I believe a piece of writing isn’t finished until someone has seen it. And if you get that intake of breath ‘ah!’ response from your audience, it’s incredibly affirming. Inspiring. From the Latin ‘inspirer’, inspiration literally means to inhale, inflame, fill with exaltation.
Q. So what’s your top tip for finding inspiration and getting that ‘ah!’ moment?
A. You can’t manufacture inspiration, but you can be open to it. As an example, I was recently trying to locate something in my computer files. Sometimes when I’m out, without a pencil, I jot down thoughts and ideas on my iPhone. As I went through my computer, some of those old notes just popped up. Random things, quite off-the-wall. I was so intrigued! I couldn’t place the context for many of them. The notes were just tiny fragments, but I knew they came from me and now I can’t wait to use them as starting points for new writing.
That’s the key, I think. It’s like looking through the attic of a great aunt or grandparent. You find things that are part of them and their experiences. Those things are rooted in the self. Just as my iPhone notes were. It’s not like going out and picking a random road sign and trying to write about that. There’s a personal connection. I believe, at its heart, that all the writing you end up feeling satisfied with has started with something very real to you.
So I recommend that people revisit fragments of their own writing. Letters, shopping lists, reminders, diaries… anything that’s in your own hand, that has come from you – from another time, when you were another person.
Revisit a fragment and use it as a springboard. Then just write. I love the freedom of scribbling ideas as they come, either on a whiteboard if I’m facilitating a workshop or on a large bit of paper… I’m a hands-to-paper person. Keeping the freshness and excitement that comes with new ideas is what writing is about.
Q. I know that one of your passions is combining spoken words with music. Can you tell us a bit more about that?
A. For the last few years, I’ve been exploring poetry with my husband, Alastair, who is a musician. This hasn’t just been putting a poem and a piece of music side by side. It’s about that conversation between the two. Alastair is particularly interested in experimenting with technology, so he’ll lift fragments of sound from everyday life or electronic sounds and we’ll work with those. It’s making me open up my writing, ‘unfixing’ poems that I thought were already fixed. I’m very excited about what we’re doing.

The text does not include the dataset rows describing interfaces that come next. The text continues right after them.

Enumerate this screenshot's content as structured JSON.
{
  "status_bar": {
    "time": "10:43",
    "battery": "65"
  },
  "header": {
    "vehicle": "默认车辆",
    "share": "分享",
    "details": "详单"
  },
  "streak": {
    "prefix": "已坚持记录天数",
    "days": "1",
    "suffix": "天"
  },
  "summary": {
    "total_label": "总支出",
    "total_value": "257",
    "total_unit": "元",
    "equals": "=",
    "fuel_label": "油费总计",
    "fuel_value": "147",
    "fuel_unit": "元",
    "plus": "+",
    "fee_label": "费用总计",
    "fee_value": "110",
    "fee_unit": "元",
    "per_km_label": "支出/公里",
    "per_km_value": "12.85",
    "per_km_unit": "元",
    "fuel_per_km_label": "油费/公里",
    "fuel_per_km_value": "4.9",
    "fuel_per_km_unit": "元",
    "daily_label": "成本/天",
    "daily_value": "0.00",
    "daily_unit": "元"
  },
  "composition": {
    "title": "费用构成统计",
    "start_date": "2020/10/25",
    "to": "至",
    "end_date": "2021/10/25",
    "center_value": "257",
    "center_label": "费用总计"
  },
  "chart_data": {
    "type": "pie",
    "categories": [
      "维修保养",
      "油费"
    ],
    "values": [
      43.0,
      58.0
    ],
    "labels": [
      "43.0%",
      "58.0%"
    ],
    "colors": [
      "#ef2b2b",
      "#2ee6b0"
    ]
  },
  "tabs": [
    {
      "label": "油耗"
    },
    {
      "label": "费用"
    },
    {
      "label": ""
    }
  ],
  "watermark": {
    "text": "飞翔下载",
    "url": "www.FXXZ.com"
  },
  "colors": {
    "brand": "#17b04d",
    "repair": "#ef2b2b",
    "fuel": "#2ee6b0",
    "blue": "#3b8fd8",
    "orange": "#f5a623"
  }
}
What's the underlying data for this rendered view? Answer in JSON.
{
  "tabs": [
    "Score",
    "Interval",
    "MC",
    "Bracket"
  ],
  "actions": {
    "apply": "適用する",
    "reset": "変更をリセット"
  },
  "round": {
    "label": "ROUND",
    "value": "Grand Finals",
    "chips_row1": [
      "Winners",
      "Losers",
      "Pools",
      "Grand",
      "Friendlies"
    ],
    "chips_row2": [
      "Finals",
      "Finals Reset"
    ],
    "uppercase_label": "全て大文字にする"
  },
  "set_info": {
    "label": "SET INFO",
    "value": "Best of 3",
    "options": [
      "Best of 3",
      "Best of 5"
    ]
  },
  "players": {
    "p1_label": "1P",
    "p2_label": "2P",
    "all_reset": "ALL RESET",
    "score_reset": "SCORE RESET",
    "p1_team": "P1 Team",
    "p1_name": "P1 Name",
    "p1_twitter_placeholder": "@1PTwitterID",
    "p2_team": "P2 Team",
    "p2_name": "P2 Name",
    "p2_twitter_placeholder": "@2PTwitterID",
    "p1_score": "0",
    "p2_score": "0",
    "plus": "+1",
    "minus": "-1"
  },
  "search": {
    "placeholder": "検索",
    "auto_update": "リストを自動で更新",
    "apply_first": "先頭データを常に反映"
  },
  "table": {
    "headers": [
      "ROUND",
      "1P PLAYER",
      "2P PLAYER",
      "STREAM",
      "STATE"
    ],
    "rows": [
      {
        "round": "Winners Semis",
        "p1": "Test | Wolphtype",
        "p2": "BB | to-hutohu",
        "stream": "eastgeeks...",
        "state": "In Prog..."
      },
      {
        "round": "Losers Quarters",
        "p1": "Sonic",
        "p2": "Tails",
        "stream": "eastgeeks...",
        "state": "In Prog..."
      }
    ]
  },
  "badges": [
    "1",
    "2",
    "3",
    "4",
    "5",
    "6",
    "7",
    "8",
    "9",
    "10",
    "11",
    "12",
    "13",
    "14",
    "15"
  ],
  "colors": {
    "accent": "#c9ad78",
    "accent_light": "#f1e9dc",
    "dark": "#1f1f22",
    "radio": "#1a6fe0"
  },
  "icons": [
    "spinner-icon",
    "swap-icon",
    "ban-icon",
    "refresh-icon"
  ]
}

I am increasingly more open to, and excited by, the idea of collaboration. There is the cliché of the solitary writer, and it’s true – to some extent. Finding ways to be alone with oneself is key to being able to write anything in the first place but I’m learning to recognise, and be inspired by all the things that I can’t do and, in turn, what someone else can. Together we can be something bigger.
See Cheryl and Alastair perform with special guests ‘The Complete Works’ poet Denise Saul and cellist Ian Burdge at a Candlelit Music and Poetry session at All Saints’ Church in Edmonton on December 7, 2017. Find out more about the event here.

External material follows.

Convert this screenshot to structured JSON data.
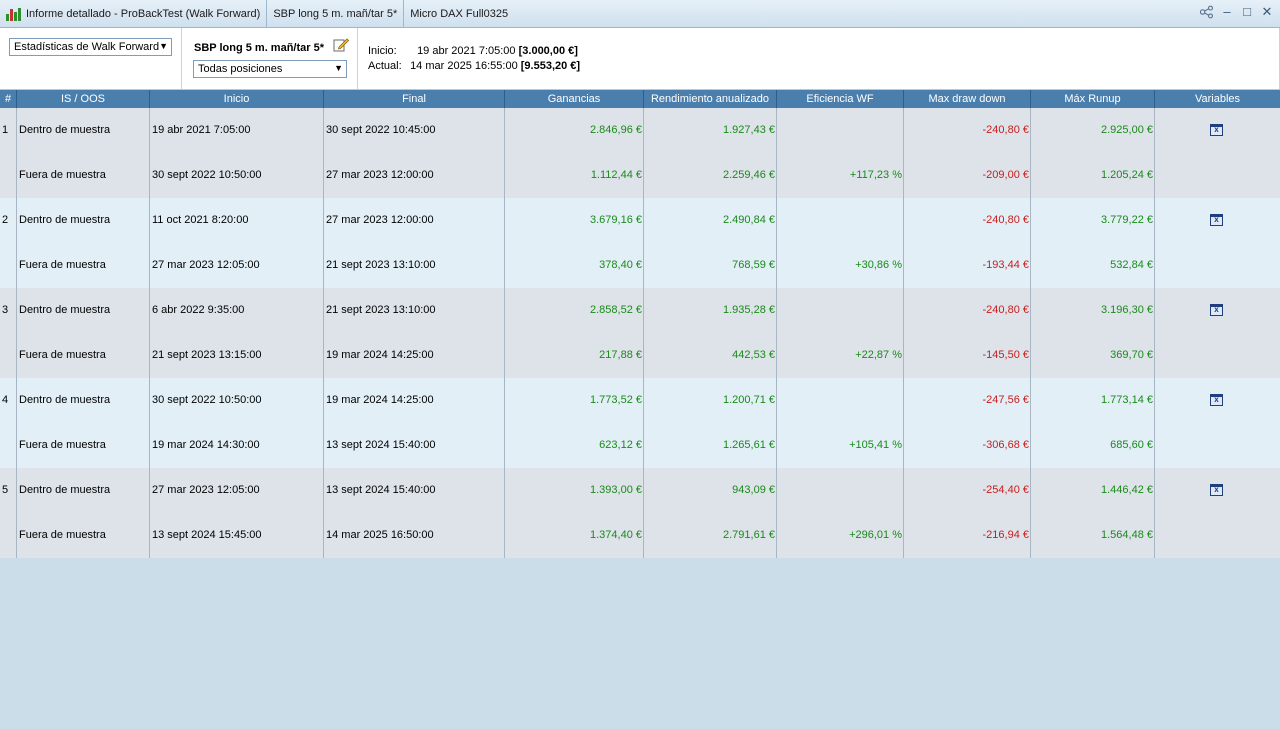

Writing Prompt: ‘In Your Own Words’
- Search for some examples of your own writing. You could flick through your diary, look around your home for shopping lists or notes you’ve scribbled down, explore your computer for things you’ve written, whether fiction or non-fiction… When you’ve gathered a selection of these fragments, choose the one that most intrigues you. Then just write. Jot down all the ideas, feelings, images, words and phrases that come to mind. Use these as your starting point for a piece of creative writing.
Give it a try, and see what you find…

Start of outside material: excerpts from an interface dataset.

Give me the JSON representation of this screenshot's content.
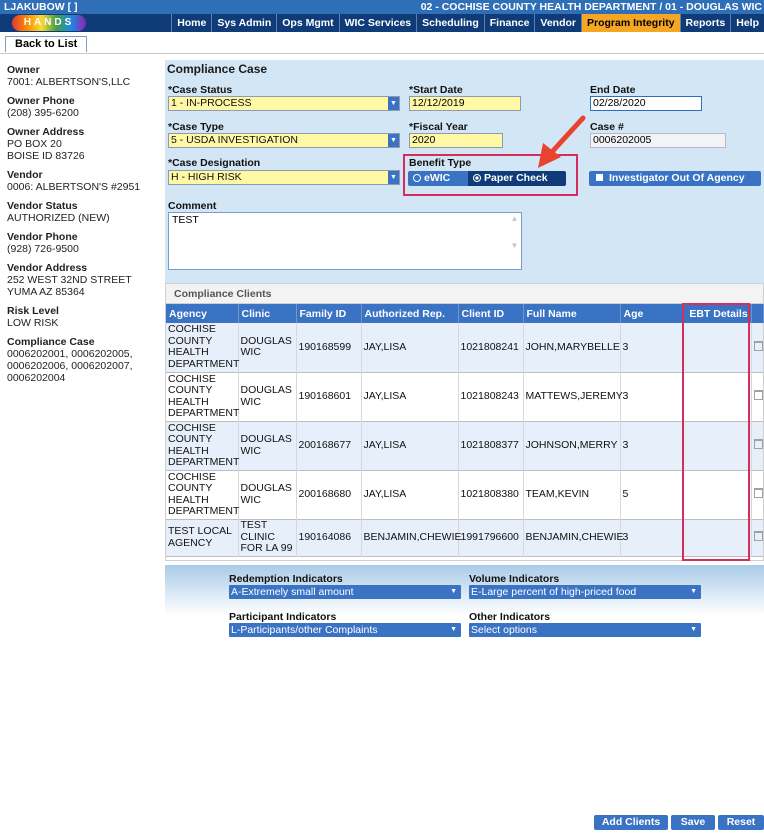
{
  "topbar": {
    "user": "LJAKUBOW [",
    "user_link": "   ",
    "user_end": "]",
    "department": "02 - COCHISE COUNTY HEALTH DEPARTMENT / 01 - DOUGLAS WIC"
  },
  "logo": {
    "text": "HANDS",
    "icon": "hands-logo-icon"
  },
  "nav": [
    "Home",
    "Sys Admin",
    "Ops Mgmt",
    "WIC Services",
    "Scheduling",
    "Finance",
    "Vendor",
    "Program Integrity",
    "Reports",
    "Help"
  ],
  "nav_active": "Program Integrity",
  "back_button": "Back to List",
  "left_panel": [
    {
      "label": "Owner",
      "value": "7001: ALBERTSON'S,LLC"
    },
    {
      "label": "Owner Phone",
      "value": "(208) 395-6200"
    },
    {
      "label": "Owner Address",
      "value": "PO BOX 20\nBOISE ID 83726"
    },
    {
      "label": "Vendor",
      "value": "0006: ALBERTSON'S #2951"
    },
    {
      "label": "Vendor Status",
      "value": "AUTHORIZED (NEW)"
    },
    {
      "label": "Vendor Phone",
      "value": "(928) 726-9500"
    },
    {
      "label": "Vendor Address",
      "value": "252 WEST 32ND STREET\nYUMA AZ 85364"
    },
    {
      "label": "Risk Level",
      "value": "LOW RISK"
    },
    {
      "label": "Compliance Case",
      "value": "0006202001, 0006202005,\n0006202006, 0006202007,\n0006202004"
    }
  ],
  "case": {
    "title": "Compliance Case",
    "case_status_label": "*Case Status",
    "case_status": "1 - IN-PROCESS",
    "start_date_label": "*Start Date",
    "start_date": "12/12/2019",
    "end_date_label": "End Date",
    "end_date": "02/28/2020",
    "case_type_label": "*Case Type",
    "case_type": "5 - USDA INVESTIGATION",
    "fiscal_year_label": "*Fiscal Year",
    "fiscal_year": "2020",
    "case_num_label": "Case #",
    "case_num": "0006202005",
    "designation_label": "*Case Designation",
    "designation": "H - HIGH RISK",
    "benefit_type_label": "Benefit Type",
    "benefit_options": [
      "eWIC",
      "Paper Check"
    ],
    "benefit_selected": "Paper Check",
    "ioa_label": "Investigator Out Of Agency",
    "comment_label": "Comment",
    "comment": "TEST"
  },
  "clients": {
    "title": "Compliance Clients",
    "columns": [
      "Agency",
      "Clinic",
      "Family ID",
      "Authorized Rep.",
      "Client ID",
      "Full Name",
      "Age",
      "EBT Details"
    ],
    "rows": [
      {
        "agency": "COCHISE COUNTY HEALTH DEPARTMENT",
        "clinic": "DOUGLAS WIC",
        "family_id": "190168599",
        "rep": "JAY,LISA",
        "client_id": "1021808241",
        "name": "JOHN,MARYBELLE",
        "age": "3",
        "ebt": ""
      },
      {
        "agency": "COCHISE COUNTY HEALTH DEPARTMENT",
        "clinic": "DOUGLAS WIC",
        "family_id": "190168601",
        "rep": "JAY,LISA",
        "client_id": "1021808243",
        "name": "MATTEWS,JEREMY",
        "age": "3",
        "ebt": ""
      },
      {
        "agency": "COCHISE COUNTY HEALTH DEPARTMENT",
        "clinic": "DOUGLAS WIC",
        "family_id": "200168677",
        "rep": "JAY,LISA",
        "client_id": "1021808377",
        "name": "JOHNSON,MERRY",
        "age": "3",
        "ebt": ""
      },
      {
        "agency": "COCHISE COUNTY HEALTH DEPARTMENT",
        "clinic": "DOUGLAS WIC",
        "family_id": "200168680",
        "rep": "JAY,LISA",
        "client_id": "1021808380",
        "name": "TEAM,KEVIN",
        "age": "5",
        "ebt": ""
      },
      {
        "agency": "TEST LOCAL AGENCY",
        "clinic": "TEST CLINIC FOR LA 99",
        "family_id": "190164086",
        "rep": "BENJAMIN,CHEWIE",
        "client_id": "1991796600",
        "name": "BENJAMIN,CHEWIE",
        "age": "3",
        "ebt": ""
      }
    ]
  },
  "indicators": {
    "redemption_label": "Redemption Indicators",
    "redemption": "A-Extremely small amount",
    "volume_label": "Volume Indicators",
    "volume": "E-Large percent of high-priced food",
    "participant_label": "Participant Indicators",
    "participant": "L-Participants/other Complaints",
    "other_label": "Other Indicators",
    "other": "Select options"
  },
  "footer": {
    "add_clients": "Add Clients",
    "save": "Save",
    "reset": "Reset"
  },
  "colors": {
    "nav_bg": "#0f3c78",
    "accent": "#3a72c4",
    "active_tab": "#f5a623",
    "required_field": "#fff9a6",
    "highlight_box": "#d52d5c",
    "annotation_arrow": "#e8432f"
  }
}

Cheryl Moskowitz is a poet, novelist, translator and a facilitator of writing for children and adults. In the new year she will be co-convening with Martin Weegmann a conference at the IGA on Psychotherapy and the Literary: Exploring Literature as an Imaginative Resource, and she is co-editor, together with Stav Poleg, for Magma poetry magazine issue no. 71 with a special focus on film and poetry. Visit her website: http://www.cherylmoskowitz.com/ and follow her on Twitter @cherylmoskowitz